Top of PROVIDED RECORDS

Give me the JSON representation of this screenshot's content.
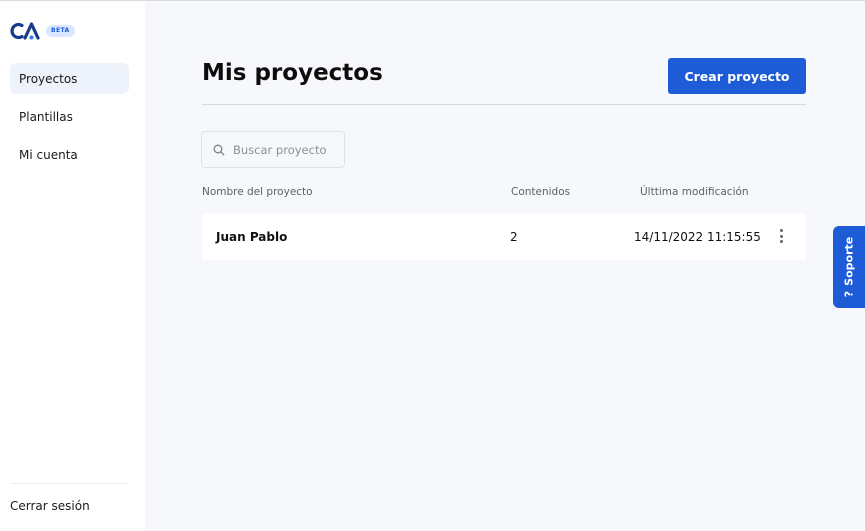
{
  "brand": {
    "logo_text": "CA",
    "badge": "BETA",
    "accent": "#1e5bd6"
  },
  "sidebar": {
    "items": [
      {
        "label": "Proyectos",
        "active": true
      },
      {
        "label": "Plantillas",
        "active": false
      },
      {
        "label": "Mi cuenta",
        "active": false
      }
    ],
    "logout_label": "Cerrar sesión"
  },
  "main": {
    "title": "Mis proyectos",
    "create_button": "Crear proyecto",
    "search": {
      "placeholder": "Buscar proyecto",
      "value": ""
    },
    "table": {
      "headers": [
        "Nombre del proyecto",
        "Contenidos",
        "Últtima modificación"
      ],
      "rows": [
        {
          "name": "Juan Pablo",
          "contents": "2",
          "modified": "14/11/2022 11:15:55"
        }
      ]
    }
  },
  "support": {
    "label": "Soporte",
    "icon": "question-icon"
  }
}
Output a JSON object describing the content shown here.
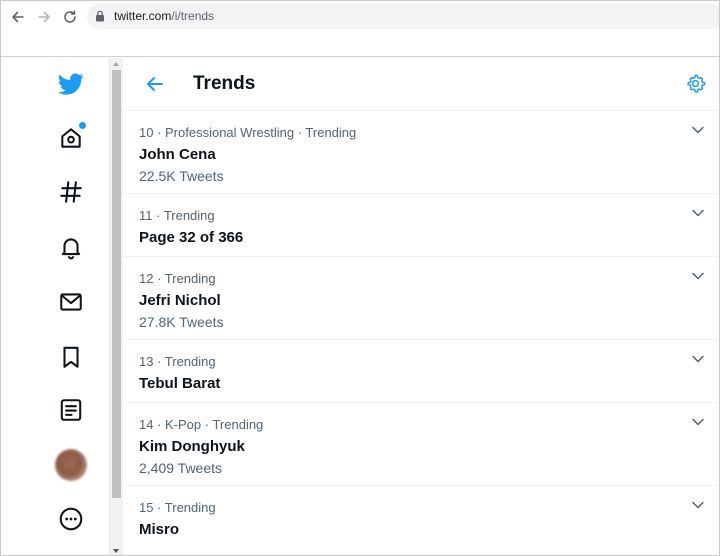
{
  "browser": {
    "url_host": "twitter.com",
    "url_path": "/i/trends"
  },
  "sidebar": {
    "items": [
      {
        "icon": "twitter-bird-icon"
      },
      {
        "icon": "home-icon",
        "has_notification_dot": true
      },
      {
        "icon": "hashtag-icon"
      },
      {
        "icon": "bell-icon"
      },
      {
        "icon": "mail-icon"
      },
      {
        "icon": "bookmark-icon"
      },
      {
        "icon": "lists-icon"
      },
      {
        "icon": "avatar"
      },
      {
        "icon": "more-icon"
      }
    ]
  },
  "header": {
    "title": "Trends",
    "back_icon": "arrow-left-icon",
    "settings_icon": "gear-icon"
  },
  "trends": [
    {
      "meta": "10 · Professional Wrestling · Trending",
      "name": "John Cena",
      "count": "22.5K Tweets"
    },
    {
      "meta": "11 · Trending",
      "name": "Page 32 of 366",
      "count": ""
    },
    {
      "meta": "12 · Trending",
      "name": "Jefri Nichol",
      "count": "27.8K Tweets"
    },
    {
      "meta": "13 · Trending",
      "name": "Tebul Barat",
      "count": ""
    },
    {
      "meta": "14 · K-Pop · Trending",
      "name": "Kim Donghyuk",
      "count": "2,409 Tweets"
    },
    {
      "meta": "15 · Trending",
      "name": "Misro",
      "count": ""
    }
  ],
  "colors": {
    "accent": "#1d9bf0",
    "text_primary": "#0f1419",
    "text_secondary": "#536471",
    "divider": "#eff3f4"
  }
}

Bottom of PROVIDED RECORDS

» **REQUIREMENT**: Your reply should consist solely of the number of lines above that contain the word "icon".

» **RESPONSE**: 12